Back in the day when life was simple, and the only objects in the air were birds, arrows, and the occasional cannon ball, English law took a simple approach to a landowner’s rights to the air above his property. He was the owner of the property “all the way to heaven and all the way to hell.” (2 Blackstone Commentaries Sec. 18.) This “heaven to hell” doctrine was adopted by most American states, which gave landowners rights to everything below and above their property, period. At least one state, Montana, retains this view, though its validity is questionable: “The owner…has the right to the surface and to everything permanently situated beneath or above it.” (Mt. Code Sec. 70-16-101.)
Literally applied, the English rule could result in a landowner refusing to allow an airplane to enter its airspace (as long as the plane stayed below heaven). The absurdity of this result was rejected in a 1946 U.S. Supreme Court case, U.S. v. Causby, 328 U.S. 256 (1946). The Causbys were chicken farmers whose farm was in the glide path of military aircraft approaching a nearby airport. The planes came within eighty-three feet of the ground, and the terrified the chickens stopped laying; many died while running from the noise. The Causbys were forced to abandon their business, and sued the government for trespassing and then essentially taking their property – their airspace – without compensating them.
Had the court been willing to apply the “heaven to hell” theory, the Causbys would have won easily. Actually, they did win, but made some important law in the process. The Court ruled that the landowner “owns at least as much of the space above the ground as he can occupy or use in connection with the land.” (U. S. v. Causby at p. 264.) Everything above was navigable air space, available to the public. The Court didn’t announce a precise altitude after which landowners lost their rights. Instead, they offered two general guidelines that would be applied in each case:
Applying these guidelines to the Causby situation, the Court ruled that the airplanes, at 83 feet above the ground, were interfering with airspace that belonged to the farmers. They were trespassing and depriving the owners of the use of their land. That constituted a “takings” under the Fifth Amendment, and the government was ordered to pay damages to the Causbys.

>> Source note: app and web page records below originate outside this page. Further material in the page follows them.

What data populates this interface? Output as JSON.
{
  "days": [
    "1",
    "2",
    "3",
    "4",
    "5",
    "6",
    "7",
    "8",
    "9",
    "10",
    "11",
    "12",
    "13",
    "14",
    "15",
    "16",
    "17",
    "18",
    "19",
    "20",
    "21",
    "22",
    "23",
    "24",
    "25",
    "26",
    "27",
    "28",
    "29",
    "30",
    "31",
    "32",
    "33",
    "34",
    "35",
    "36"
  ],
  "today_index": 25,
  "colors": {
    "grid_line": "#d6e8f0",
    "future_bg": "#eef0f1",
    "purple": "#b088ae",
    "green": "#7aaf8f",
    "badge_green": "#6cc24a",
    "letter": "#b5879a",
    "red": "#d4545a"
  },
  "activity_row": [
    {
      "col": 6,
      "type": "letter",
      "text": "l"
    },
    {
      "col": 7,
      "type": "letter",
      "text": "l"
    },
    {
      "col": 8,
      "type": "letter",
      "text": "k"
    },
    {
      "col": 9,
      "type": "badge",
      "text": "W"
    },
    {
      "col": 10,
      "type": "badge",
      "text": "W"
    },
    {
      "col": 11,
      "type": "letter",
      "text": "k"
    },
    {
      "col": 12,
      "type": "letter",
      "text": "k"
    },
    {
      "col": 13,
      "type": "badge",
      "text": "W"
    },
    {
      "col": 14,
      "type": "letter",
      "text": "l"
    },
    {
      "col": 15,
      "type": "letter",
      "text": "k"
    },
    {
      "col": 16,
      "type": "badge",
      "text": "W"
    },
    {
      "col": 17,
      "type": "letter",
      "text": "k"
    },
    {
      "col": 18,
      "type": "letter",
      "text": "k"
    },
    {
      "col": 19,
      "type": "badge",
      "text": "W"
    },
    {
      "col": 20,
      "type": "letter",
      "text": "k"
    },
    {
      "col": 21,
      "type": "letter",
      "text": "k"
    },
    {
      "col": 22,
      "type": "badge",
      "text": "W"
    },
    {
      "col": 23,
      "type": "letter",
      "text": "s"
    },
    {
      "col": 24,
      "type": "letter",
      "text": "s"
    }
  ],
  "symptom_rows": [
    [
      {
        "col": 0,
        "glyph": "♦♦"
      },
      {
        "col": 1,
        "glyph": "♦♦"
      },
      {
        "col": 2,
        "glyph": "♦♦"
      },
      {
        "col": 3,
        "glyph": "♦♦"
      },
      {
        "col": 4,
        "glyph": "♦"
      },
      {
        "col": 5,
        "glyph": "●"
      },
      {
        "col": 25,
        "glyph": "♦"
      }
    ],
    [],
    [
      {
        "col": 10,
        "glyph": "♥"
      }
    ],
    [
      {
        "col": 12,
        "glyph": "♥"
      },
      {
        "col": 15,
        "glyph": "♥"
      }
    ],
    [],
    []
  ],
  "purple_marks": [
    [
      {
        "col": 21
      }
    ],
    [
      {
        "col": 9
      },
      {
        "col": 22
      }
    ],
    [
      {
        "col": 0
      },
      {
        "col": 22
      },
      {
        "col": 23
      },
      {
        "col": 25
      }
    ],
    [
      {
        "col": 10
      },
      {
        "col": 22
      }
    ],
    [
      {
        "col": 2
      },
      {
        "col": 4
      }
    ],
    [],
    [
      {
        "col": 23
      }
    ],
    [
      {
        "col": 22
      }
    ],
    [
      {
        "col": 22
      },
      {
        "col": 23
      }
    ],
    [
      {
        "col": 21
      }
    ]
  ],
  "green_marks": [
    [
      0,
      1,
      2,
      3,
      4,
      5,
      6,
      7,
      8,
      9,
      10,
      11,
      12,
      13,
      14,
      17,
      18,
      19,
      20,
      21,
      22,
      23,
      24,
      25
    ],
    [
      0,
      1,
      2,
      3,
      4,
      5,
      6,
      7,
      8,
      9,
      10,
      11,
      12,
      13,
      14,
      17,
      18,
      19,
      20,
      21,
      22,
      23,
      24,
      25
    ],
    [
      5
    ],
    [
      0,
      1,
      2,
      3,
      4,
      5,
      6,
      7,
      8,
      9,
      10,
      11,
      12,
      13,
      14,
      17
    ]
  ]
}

You might be tempted to conclude that a drone that flies below the navigable airspace but above private property is trespassing. But it’s not so simple, as you will see.
Federal law (The Air Commerce Act) gives the government exclusive control over “navigable airspace.” The FAA defines and regulates navigable airspace, through which the public has a right of transit. Today, navigable airspace is defined as the air space above the lowest altitude at which airplane flight is authorized (500 to 1,000 feet, depending on the area). It also includes air space needed for takeoff and landing.
State laws, too, have a say in how much air space a landowner owns and can control. For example, an owner generally has the right to remove tree branches from a neighbor’s tree that overhang the property line (the overhang is considered a trespass). Similarly, an owner may consider a hunter to have trespassed if the hunter fired a shot that traversed the owner’s property. State and local governments have enacted building height restrictions and laws prohibiting view obstructions. And some states have made drone flights above private property a trespass, period. But when it comes to laws regarding navigable airspace, the FAA has the final say. In fact, the FAA has taken the position that it has the power to regulate aircraft, including drones, at any altitude, including that below flight levels.
Reading the explanation above, you can probably see the collision course we’re on: Landowners have the right to control at least some of the usable space above their land, yet the FAA claims the power to regulate drone use below, as well as within, navigable air space. Add to that a state’s law that makes drone flight above private property a trespass, and you have at least the following conundrums:
As you can see, there are no easy answers. At the very least, a drone that flies substantially below the flight level, and that does so without FAA approval (that is, recreationally), is ripe for a lawsuit, particularly if local or state law clearly limit drone usage.